Monday, September 21, 2020

REVIEW: 'Filthy Rich' - Eugene's Death Causes His Family to Reckon with the Secrets He Kept From All of Them in 'Pilot'

FOX's Filthy Rich - Episode 1.01 "Pilot"

When the patriarch of a mega-rich Southern family, famed for creating a wildly successful Christian television network, dies in a plane crash, his wife and family are stunned to learn that he fathered three illegitimate children, all of whom are written into his will, threatening their family name and fortune.

In 2019, the television industry aired 532 scripted shows across numerous outlets. The way people consume content now is different than it used to be. It happens according to one's own schedule. As such, it's less necessary to provide ample coverage of each episode in any given season from a show. Moreover, it is simply impossible to watch everything.

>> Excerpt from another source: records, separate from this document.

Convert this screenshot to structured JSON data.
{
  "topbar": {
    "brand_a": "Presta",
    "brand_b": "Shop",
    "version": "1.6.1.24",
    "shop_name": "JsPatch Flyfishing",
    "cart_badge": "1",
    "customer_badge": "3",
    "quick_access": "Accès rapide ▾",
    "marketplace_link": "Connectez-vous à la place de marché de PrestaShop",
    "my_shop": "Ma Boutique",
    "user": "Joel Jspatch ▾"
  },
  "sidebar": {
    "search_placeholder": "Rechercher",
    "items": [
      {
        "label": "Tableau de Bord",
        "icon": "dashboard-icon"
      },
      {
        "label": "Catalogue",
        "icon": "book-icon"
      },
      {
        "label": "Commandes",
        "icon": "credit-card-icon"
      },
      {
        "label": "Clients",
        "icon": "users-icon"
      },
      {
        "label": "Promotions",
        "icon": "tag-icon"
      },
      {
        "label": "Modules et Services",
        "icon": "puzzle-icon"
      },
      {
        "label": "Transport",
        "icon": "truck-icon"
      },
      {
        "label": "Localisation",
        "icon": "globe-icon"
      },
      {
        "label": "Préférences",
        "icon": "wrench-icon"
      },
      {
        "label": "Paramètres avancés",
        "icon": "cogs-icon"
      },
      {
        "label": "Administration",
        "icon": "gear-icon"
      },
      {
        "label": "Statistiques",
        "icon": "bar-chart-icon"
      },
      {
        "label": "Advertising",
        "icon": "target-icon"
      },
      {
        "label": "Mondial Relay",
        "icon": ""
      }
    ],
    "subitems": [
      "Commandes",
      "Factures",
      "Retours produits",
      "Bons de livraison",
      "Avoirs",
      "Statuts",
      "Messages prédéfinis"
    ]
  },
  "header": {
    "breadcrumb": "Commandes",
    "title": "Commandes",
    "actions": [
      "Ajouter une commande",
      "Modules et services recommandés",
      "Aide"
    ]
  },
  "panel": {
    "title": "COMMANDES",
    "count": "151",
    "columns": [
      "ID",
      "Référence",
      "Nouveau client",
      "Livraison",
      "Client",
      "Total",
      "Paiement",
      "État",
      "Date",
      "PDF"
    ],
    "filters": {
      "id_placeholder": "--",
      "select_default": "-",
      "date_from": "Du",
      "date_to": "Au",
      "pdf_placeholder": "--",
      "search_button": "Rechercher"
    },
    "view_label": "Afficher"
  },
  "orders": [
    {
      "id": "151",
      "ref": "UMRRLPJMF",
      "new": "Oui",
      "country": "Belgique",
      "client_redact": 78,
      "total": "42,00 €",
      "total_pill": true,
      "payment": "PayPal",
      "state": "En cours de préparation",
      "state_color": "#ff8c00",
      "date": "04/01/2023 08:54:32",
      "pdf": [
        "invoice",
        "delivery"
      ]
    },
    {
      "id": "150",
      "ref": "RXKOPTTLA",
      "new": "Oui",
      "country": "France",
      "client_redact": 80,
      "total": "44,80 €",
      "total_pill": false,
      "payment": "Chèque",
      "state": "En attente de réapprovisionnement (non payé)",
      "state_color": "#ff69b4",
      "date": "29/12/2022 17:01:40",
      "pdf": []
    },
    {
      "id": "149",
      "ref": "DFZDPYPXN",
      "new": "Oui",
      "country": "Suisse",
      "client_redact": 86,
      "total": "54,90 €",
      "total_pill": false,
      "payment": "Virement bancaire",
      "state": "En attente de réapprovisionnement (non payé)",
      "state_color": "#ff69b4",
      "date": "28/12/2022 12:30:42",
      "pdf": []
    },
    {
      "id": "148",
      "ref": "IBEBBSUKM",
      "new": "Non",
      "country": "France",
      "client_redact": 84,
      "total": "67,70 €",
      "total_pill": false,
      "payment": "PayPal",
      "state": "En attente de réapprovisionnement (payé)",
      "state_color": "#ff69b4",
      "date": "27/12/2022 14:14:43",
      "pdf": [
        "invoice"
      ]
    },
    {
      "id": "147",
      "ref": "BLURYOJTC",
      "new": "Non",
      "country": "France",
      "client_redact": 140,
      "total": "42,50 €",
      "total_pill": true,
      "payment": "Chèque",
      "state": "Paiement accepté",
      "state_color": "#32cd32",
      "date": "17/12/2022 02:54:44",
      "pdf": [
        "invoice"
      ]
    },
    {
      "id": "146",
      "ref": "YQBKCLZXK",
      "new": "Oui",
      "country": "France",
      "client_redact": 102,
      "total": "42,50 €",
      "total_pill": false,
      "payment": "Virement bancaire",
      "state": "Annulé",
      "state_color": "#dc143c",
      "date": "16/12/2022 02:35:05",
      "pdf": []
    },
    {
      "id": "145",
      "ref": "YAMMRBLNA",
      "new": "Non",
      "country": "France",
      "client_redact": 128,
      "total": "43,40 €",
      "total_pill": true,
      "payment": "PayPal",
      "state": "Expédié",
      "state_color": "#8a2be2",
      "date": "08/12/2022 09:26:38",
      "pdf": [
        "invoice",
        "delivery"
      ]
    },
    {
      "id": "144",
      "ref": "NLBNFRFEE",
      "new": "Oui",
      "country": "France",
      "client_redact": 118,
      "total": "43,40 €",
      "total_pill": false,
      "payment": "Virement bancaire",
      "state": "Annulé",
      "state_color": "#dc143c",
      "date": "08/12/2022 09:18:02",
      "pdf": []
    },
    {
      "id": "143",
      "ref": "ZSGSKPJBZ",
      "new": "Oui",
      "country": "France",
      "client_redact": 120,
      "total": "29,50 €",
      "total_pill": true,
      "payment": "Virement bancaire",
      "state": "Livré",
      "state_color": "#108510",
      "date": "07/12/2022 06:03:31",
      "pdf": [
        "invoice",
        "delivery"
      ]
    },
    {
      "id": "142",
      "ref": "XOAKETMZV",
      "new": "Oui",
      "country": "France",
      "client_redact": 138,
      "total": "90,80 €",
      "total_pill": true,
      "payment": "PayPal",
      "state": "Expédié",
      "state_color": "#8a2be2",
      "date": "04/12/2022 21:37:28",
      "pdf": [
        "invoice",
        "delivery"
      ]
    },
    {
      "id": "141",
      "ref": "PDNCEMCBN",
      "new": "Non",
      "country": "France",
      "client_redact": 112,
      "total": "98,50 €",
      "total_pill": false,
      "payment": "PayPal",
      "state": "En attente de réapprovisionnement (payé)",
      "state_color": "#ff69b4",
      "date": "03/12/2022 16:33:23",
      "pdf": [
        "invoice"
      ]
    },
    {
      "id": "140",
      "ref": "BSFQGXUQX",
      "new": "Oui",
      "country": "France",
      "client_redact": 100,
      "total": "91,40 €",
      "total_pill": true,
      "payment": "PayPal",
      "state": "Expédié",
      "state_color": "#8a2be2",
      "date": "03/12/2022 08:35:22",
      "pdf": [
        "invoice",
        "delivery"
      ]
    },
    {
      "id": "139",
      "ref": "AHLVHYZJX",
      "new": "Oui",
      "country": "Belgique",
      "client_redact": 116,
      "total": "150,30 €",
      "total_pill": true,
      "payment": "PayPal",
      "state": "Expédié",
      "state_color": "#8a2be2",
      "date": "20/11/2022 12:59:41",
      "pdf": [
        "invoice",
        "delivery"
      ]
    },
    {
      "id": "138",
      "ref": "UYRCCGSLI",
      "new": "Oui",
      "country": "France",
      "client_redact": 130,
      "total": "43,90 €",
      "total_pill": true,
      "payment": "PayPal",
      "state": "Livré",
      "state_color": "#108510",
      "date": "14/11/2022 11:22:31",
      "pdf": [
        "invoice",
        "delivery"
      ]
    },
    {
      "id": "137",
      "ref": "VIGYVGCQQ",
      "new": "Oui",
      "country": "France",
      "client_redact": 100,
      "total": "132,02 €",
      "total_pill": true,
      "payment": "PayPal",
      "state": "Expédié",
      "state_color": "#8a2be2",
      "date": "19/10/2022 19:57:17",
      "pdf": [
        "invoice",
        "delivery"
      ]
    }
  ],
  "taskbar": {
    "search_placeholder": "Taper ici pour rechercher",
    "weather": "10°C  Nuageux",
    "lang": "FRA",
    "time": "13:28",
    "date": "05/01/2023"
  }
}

As such, this site provides shorter episodic reviews in order to cover as many shows as possible. With all of that being said, here are my thoughts on the series premiere of FOX's Filthy Rich.

"Pilot" was written by Tate Taylor and directed by Tate Taylor

As a genre, soap operas are designed to be fun and ridiculous. They feature outrageous plot twists meant to be insane and entertain the audience with as many flashy moves as possible. It's a formula that works too. Sure, it creates the problem of the creative team always having to one up whatever they have already done. However, it can still be deeply rooted in characters with valid concerns and perspectives. This show sets out to have that. It wants to examine the world of conservative television through a Christian preaching network. The family-run business has recently lost their patriarch. They soon learn that he had three additional children outside of the marriage. Chaos ensues because the will is suddenly in contention. Everyone is trying to throw themselves into the ring in order to gain power. This premiere sets up some intriguing elements that will define the conflicts in the future. Margaret and Reverend Thomas each want to exert themselves as the future of the network. Eric wants to prove that he is experienced enough to take over the reigns as CEO. Jason and Rose have an attraction to each other that completely ignores the fact that they are allegedly related. And Ginger is trying to get as much as she can from the family that has caused her mother so much pain. This premiere is incredibly formulaic though. More than that, it's outrageously boring. It's insane just how dull and uninteresting the show is with this premise and trying to add some flair to the lives of the rich and famous. The Monreaux family has had influence in the country for decades. And yet, it never seems like the show has much to say about conservative beliefs and the hypocrisies seemingly always present within those who have this power. Sure, that's a part of Eugene's second life. He had numerous affairs. Margaret feels compelled to make that public at the end of this premiere. That ensures that the newcomers to this world will remain an active part of it. She remains one step ahead of Ginger's careful plotting in the hopes of getting what she believes she deserves. Ginger yearns for a connection to this father who left her behind. Her relationship with him is different because she believes he had an actual affair with her mother. It wasn't just a one night stand. She is the character given the most depth here. Margaret is as well. She is a person who frequently talks about the good and wholesome nature of living a life according to Christ's teachings. Behind the scenes though, she is manipulating events to her own benefit. It's a character trope that has been utilized in much better ways in many other shows. It never seems like Kim Cattrall is having fun with the role. Instead, it's all about some internal conflict where she wants her children to succeed. She wants to live a virtuous life. It is always a struggle for her because it's so easy to cut down any threats that stand in her way. That could be a compelling character arc. It just doesn't quite fit in with the soapy nature of the storytelling. The narrative needs to feature outrageous twists. It does its best to provide them. And yet, the audience can probably guess what's going to happen before it's confirmed onscreen. The note given to Ginger written by Eugene seemed destined to be a fake to manipulate her. Eugene's death was always unlikely because his body was never recovered from the crash site. This energy makes the show boring. If the audience is spending its time correctly guessing what's going to happen next, then there is truly no investment on our part. It's simply watching a bunch of things happen with no engagement whatsoever. There's no depth or dimension to Eric and Becky's marriage. There's no understanding of why Reverend Thomas wants to steal the spotlight from Margaret. There's no true sense of belonging amongst this core family. It's pure dysfunction that amounts to actors filling space in a genre that fails to provide them with adequate material. That's incredibly disappointing. Some of these issues could be ignored or covered in the early going as well if the investment and conviction was apparent. No passion is found though. It's going through the motions. Some characters are introduced with motivations. Others simply wander in and out of the story. Sometimes they lift up the concerns of others. Sometimes their presence is completely meaningless. That emptiness extends through so much. It hides behind the desire to not alienate anyone while still trying to entertain. And yet, it fails because it never really stands for anything or ensures that the fun twists and turns are actually rewarding to those willing to get sucked up into the drama.